## Items from an interface collection
#####
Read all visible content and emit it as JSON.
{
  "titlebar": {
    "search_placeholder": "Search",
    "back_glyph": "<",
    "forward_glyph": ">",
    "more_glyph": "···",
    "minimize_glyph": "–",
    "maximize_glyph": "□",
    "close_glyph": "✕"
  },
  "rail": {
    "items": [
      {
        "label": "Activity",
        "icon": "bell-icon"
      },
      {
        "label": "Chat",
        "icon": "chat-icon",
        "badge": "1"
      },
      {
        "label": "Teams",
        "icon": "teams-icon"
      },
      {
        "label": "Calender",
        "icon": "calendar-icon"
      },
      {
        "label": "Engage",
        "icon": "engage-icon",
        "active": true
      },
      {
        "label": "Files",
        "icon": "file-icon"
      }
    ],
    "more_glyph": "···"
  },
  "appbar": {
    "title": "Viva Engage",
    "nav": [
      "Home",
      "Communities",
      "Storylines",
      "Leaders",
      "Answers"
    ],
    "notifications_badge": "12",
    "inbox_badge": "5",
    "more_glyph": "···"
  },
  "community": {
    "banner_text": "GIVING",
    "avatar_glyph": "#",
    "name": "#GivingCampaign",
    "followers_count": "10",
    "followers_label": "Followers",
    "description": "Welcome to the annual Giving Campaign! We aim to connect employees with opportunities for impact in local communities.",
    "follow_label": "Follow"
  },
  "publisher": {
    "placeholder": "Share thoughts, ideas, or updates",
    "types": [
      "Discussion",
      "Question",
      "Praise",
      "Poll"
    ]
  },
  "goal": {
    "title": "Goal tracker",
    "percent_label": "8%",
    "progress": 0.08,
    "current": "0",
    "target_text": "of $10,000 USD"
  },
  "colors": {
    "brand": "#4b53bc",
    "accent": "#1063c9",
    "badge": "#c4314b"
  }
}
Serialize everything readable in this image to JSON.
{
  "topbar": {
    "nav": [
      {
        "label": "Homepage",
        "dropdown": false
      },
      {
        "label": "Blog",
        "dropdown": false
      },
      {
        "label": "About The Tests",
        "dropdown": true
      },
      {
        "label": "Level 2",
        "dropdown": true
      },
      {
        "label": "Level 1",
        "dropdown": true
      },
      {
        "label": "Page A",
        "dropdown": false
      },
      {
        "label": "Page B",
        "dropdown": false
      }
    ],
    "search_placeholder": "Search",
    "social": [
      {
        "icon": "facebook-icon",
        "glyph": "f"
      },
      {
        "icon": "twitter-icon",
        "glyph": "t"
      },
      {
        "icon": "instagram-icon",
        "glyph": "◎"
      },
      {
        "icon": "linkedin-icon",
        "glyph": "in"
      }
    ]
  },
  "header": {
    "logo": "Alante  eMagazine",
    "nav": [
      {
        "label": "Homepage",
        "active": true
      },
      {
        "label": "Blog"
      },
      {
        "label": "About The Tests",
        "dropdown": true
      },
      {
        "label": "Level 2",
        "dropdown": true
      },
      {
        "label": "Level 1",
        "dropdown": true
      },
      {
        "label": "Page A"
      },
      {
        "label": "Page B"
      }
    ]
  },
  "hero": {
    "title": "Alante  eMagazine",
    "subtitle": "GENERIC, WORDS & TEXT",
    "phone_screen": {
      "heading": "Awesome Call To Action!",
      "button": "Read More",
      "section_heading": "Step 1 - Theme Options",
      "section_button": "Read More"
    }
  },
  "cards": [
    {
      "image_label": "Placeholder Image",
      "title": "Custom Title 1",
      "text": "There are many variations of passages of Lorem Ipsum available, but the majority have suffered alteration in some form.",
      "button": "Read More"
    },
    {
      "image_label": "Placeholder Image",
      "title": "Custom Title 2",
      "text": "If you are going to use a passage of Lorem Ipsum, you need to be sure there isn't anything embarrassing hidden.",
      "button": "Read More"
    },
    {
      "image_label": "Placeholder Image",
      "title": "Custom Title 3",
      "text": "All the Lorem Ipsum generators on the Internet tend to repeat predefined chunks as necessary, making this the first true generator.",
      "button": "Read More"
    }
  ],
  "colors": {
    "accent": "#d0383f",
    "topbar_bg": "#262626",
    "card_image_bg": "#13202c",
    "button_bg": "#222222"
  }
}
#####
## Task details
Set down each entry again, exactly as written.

## Response
Read all visible content and emit it as JSON.
{
  "titlebar": {
    "search_placeholder": "Search",
    "back_glyph": "<",
    "forward_glyph": ">",
    "more_glyph": "···",
    "minimize_glyph": "–",
    "maximize_glyph": "□",
    "close_glyph": "✕"
  },
  "rail": {
    "items": [
      {
        "label": "Activity",
        "icon": "bell-icon"
      },
      {
        "label": "Chat",
        "icon": "chat-icon",
        "badge": "1"
      },
      {
        "label": "Teams",
        "icon": "teams-icon"
      },
      {
        "label": "Calender",
        "icon": "calendar-icon"
      },
      {
        "label": "Engage",
        "icon": "engage-icon",
        "active": true
      },
      {
        "label": "Files",
        "icon": "file-icon"
      }
    ],
    "more_glyph": "···"
  },
  "appbar": {
    "title": "Viva Engage",
    "nav": [
      "Home",
      "Communities",
      "Storylines",
      "Leaders",
      "Answers"
    ],
    "notifications_badge": "12",
    "inbox_badge": "5",
    "more_glyph": "···"
  },
  "community": {
    "banner_text": "GIVING",
    "avatar_glyph": "#",
    "name": "#GivingCampaign",
    "followers_count": "10",
    "followers_label": "Followers",
    "description": "Welcome to the annual Giving Campaign! We aim to connect employees with opportunities for impact in local communities.",
    "follow_label": "Follow"
  },
  "publisher": {
    "placeholder": "Share thoughts, ideas, or updates",
    "types": [
      "Discussion",
      "Question",
      "Praise",
      "Poll"
    ]
  },
  "goal": {
    "title": "Goal tracker",
    "percent_label": "8%",
    "progress": 0.08,
    "current": "0",
    "target_text": "of $10,000 USD"
  },
  "colors": {
    "brand": "#4b53bc",
    "accent": "#1063c9",
    "badge": "#c4314b"
  }
}
Serialize everything readable in this image to JSON.
{
  "topbar": {
    "nav": [
      {
        "label": "Homepage",
        "dropdown": false
      },
      {
        "label": "Blog",
        "dropdown": false
      },
      {
        "label": "About The Tests",
        "dropdown": true
      },
      {
        "label": "Level 2",
        "dropdown": true
      },
      {
        "label": "Level 1",
        "dropdown": true
      },
      {
        "label": "Page A",
        "dropdown": false
      },
      {
        "label": "Page B",
        "dropdown": false
      }
    ],
    "search_placeholder": "Search",
    "social": [
      {
        "icon": "facebook-icon",
        "glyph": "f"
      },
      {
        "icon": "twitter-icon",
        "glyph": "t"
      },
      {
        "icon": "instagram-icon",
        "glyph": "◎"
      },
      {
        "icon": "linkedin-icon",
        "glyph": "in"
      }
    ]
  },
  "header": {
    "logo": "Alante  eMagazine",
    "nav": [
      {
        "label": "Homepage",
        "active": true
      },
      {
        "label": "Blog"
      },
      {
        "label": "About The Tests",
        "dropdown": true
      },
      {
        "label": "Level 2",
        "dropdown": true
      },
      {
        "label": "Level 1",
        "dropdown": true
      },
      {
        "label": "Page A"
      },
      {
        "label": "Page B"
      }
    ]
  },
  "hero": {
    "title": "Alante  eMagazine",
    "subtitle": "GENERIC, WORDS & TEXT",
    "phone_screen": {
      "heading": "Awesome Call To Action!",
      "button": "Read More",
      "section_heading": "Step 1 - Theme Options",
      "section_button": "Read More"
    }
  },
  "cards": [
    {
      "image_label": "Placeholder Image",
      "title": "Custom Title 1",
      "text": "There are many variations of passages of Lorem Ipsum available, but the majority have suffered alteration in some form.",
      "button": "Read More"
    },
    {
      "image_label": "Placeholder Image",
      "title": "Custom Title 2",
      "text": "If you are going to use a passage of Lorem Ipsum, you need to be sure there isn't anything embarrassing hidden.",
      "button": "Read More"
    },
    {
      "image_label": "Placeholder Image",
      "title": "Custom Title 3",
      "text": "All the Lorem Ipsum generators on the Internet tend to repeat predefined chunks as necessary, making this the first true generator.",
      "button": "Read More"
    }
  ],
  "colors": {
    "accent": "#d0383f",
    "topbar_bg": "#262626",
    "card_image_bg": "#13202c",
    "button_bg": "#222222"
  }
}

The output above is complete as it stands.